26. A Beginner’s Guide to Neil Gaiman

27. The Conversation is back! Well, sort of. There are two new, short interviews–better than nothing!

28. In celebration of being ordinary, from Jennifer Louden.

29. Finding a New Rhythm from Jen Lee in which she says,

It’s funny because the old-school approach to getting work done–the entrepreneurial, management-style approach–says that if we start clearing our spaces or wanting to read in bed, we’re just avoiding our work. That we should “push through” and keep in motion.

But that approach has never worked for me in the realm of creative work.

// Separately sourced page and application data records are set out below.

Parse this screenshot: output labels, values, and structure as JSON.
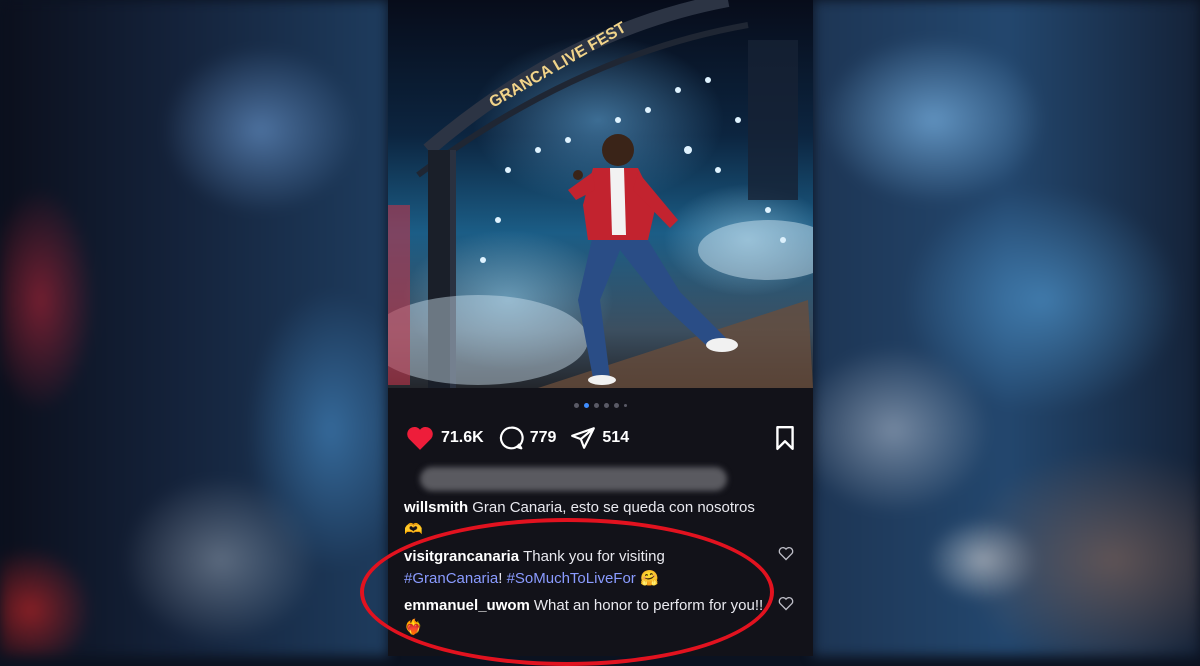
{
  "post": {
    "stage_banner": "GRANCA LIVE FEST",
    "carousel": {
      "total": 6,
      "active": 1
    },
    "likes": "71.6K",
    "comments": "779",
    "shares": "514",
    "caption": {
      "user": "willsmith",
      "text": "Gran Canaria, esto se queda con nosotros",
      "emoji": "🫶"
    },
    "comments_list": [
      {
        "user": "visitgrancanaria",
        "text_before": "Thank you for visiting",
        "tag1": "#GranCanaria",
        "mid": "!",
        "tag2": "#SoMuchToLiveFor",
        "emoji": "🤗"
      },
      {
        "user": "emmanuel_uwom",
        "text": "What an honor to perform for you!!",
        "emoji": "❤️‍🔥"
      }
    ]
  },
  "colors": {
    "background": "#121219",
    "like_red": "#ee1d3a",
    "hashtag": "#8a9bff",
    "highlight_ellipse": "#e2121f"
  }
}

Clearing space and resting are as essential to my productivity as the sun and water parts are for growing plants.

30. plumb the depths 26 questions for pure insight from Kylie on effervescence, the art of liking yourself. Also on effervescence, why it’s not selfish to make art…that’s just for yourself.

31. 30 DIY Ideas How To Make Your Backyard Wonderful This Summer. I probably won’t do any of them, but they are awesome, (especially the backyard beach and the tents).

32. Shared by Positively Present, 33 Dogs That Cannot Even Handle It Right Now and Alison Brie mimes your favorite memes.

33. From Susannah’s Something for the Weekend post, 30 Abandoned Places that Look Truly Beautiful and Sneak Peak: Paula Mills and Family, a beautifully designed living space.

34. I am in love with this treehouse.

35. This can still happen anywhere.

36. Shared by Stephanie in her Weekend Treats post, Self-Care Is Not A Punishment and 29 Ways to Stay Creative: Start with Darkness.

37. The calming manatee.

38. 39 Reasons Why You Must Read In Order to Write Well, shared by The Mojo Lab.

39. Writing advice from writers handwritten on writers’ hands [14 pictures]

40. Expiration Date by Lisa Bonchek Adams. Lisa’s story, her telling of it keeps breaking my heart, and sometimes I think it would be better to look away, to stop following her, to stop watching and reading, checking in and waiting, that it would somehow be a healthier choice, a saner option to disengage. But then I realize “Lisa is dying.” Someone’s mother, wife, sister, daughter, friend is dying. She may not be literally mine, and yet she IS mine, and for that reason, I won’t look away, won’t unsubscribe or ignore or wish it away. I will be a loving and kind witness to her reality, which in the end is the same for all of us.

41. The most difficult practice of allfrom Susan Piver–“stop feeling bad about yourself.”